I would like to say how much I agree with the remarks of my right hon. and gallant Friend with regard to production, particularly in Scotland. I must also thank him for his reference to the lack hitherto of sufficient Scottish speakers in this Debate, because I think it may perhaps have influenced you, Sir, to call me, and may lead you to call more Scottish Members. I am sure that hon. Members on both sides will agree with me that, from the point of view of strategy, one of the most interesting and arresting speeches in the Debate was that of my right hon. Friend the Member for Devonport (Mr. Hore-Belisha). I do not know whether every Member here was present during that speech. My right hon. Friend developed a formidable case against the R.A.F., and accompanied this by a categorical demand that the Army should have its own Air Force, under its own command. With many of the views expressed by my right hon. Friend, I am, in principle, in agreement; but I suggest that the remedy he proposes is a counsel of despair. I would ask the House to consider whether the proper method of tackling this problem is not to go all out for far closer co-operation between the three Services than exists at present, rather than to give the Army its own Air Force, which will, of course, be immediately followed by demands from the Navy for its own, thus widening still further the gulf between the three Services.

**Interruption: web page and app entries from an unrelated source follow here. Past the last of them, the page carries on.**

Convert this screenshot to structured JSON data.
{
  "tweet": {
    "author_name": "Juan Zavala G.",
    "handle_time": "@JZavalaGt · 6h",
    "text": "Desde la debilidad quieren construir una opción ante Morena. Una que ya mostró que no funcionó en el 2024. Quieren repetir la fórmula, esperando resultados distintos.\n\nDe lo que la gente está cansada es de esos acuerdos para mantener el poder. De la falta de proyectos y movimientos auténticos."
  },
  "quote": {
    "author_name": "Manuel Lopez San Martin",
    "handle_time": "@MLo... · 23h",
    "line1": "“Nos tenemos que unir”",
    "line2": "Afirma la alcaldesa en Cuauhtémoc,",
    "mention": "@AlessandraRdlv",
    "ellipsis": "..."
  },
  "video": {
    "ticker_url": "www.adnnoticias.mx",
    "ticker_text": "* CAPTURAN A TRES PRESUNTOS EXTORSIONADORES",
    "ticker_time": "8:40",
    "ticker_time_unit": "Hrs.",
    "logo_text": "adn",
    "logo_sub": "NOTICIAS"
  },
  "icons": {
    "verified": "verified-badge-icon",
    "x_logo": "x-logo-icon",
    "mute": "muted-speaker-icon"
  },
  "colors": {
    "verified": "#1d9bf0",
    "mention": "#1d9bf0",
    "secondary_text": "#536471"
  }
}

The problem, I suggest, should be tackled from the completely opposite angle; we should impose on all three Services greater co-ordination and co-operation from above, and see that that extends right through so that in the end we shall have, for operational purposes, one unified Service.

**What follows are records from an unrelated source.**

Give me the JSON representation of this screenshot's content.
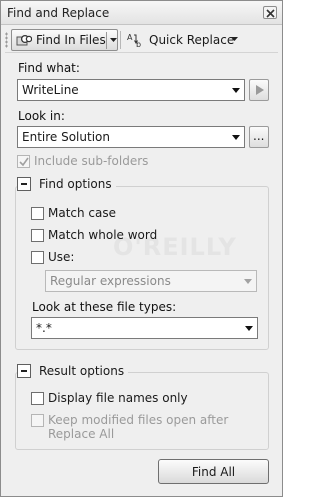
{
  "window": {
    "title": "Find and Replace"
  },
  "toolbar": {
    "find_in_files": "Find In Files",
    "quick_replace": "Quick Replace",
    "replace_icon_glyph": "A↓b"
  },
  "find_what": {
    "label": "Find what:",
    "value": "WriteLine"
  },
  "look_in": {
    "label": "Look in:",
    "value": "Entire Solution",
    "browse_label": "..."
  },
  "include_subfolders": {
    "label": "Include sub-folders",
    "checked": true
  },
  "find_options": {
    "header": "Find options",
    "match_case": "Match case",
    "match_whole_word": "Match whole word",
    "use": "Use:",
    "use_value": "Regular expressions",
    "file_types_label": "Look at these file types:",
    "file_types_value": "*.*"
  },
  "result_options": {
    "header": "Result options",
    "display_file_names": "Display file names only",
    "keep_open_line1": "Keep modified files open after",
    "keep_open_line2": "Replace All"
  },
  "actions": {
    "find_all": "Find All"
  },
  "watermark": "O'REILLY"
}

I shall be referring to the other aspects of my right hon. Friend's observation on the Air Force in a moment or two. But he referred specifically to Brest, as an indication that Bomber Command was not serving a sufficiently useful purpose; and he repeated, what is much heard in the country, that we ought to put a greater emphasis on fighters and torpedo-carrying aircraft. In the case of the "Scharnhorst" and the "Gneisenau," there were two obvious methods of dealing with that particular situation. One was a close naval blockade; the other was the invasion of Brittany. For obvious reasons, we could not take either course; but that Bomber Command alone could deal with those two ships from a great height at night, unless they had an inconceivable stroke of good fortune, was never claimed. What was claimed—and achieved—was that for a considerable time the ships were kept blocked in that port, and rendered incapable of taking part in commerce-raiding activities.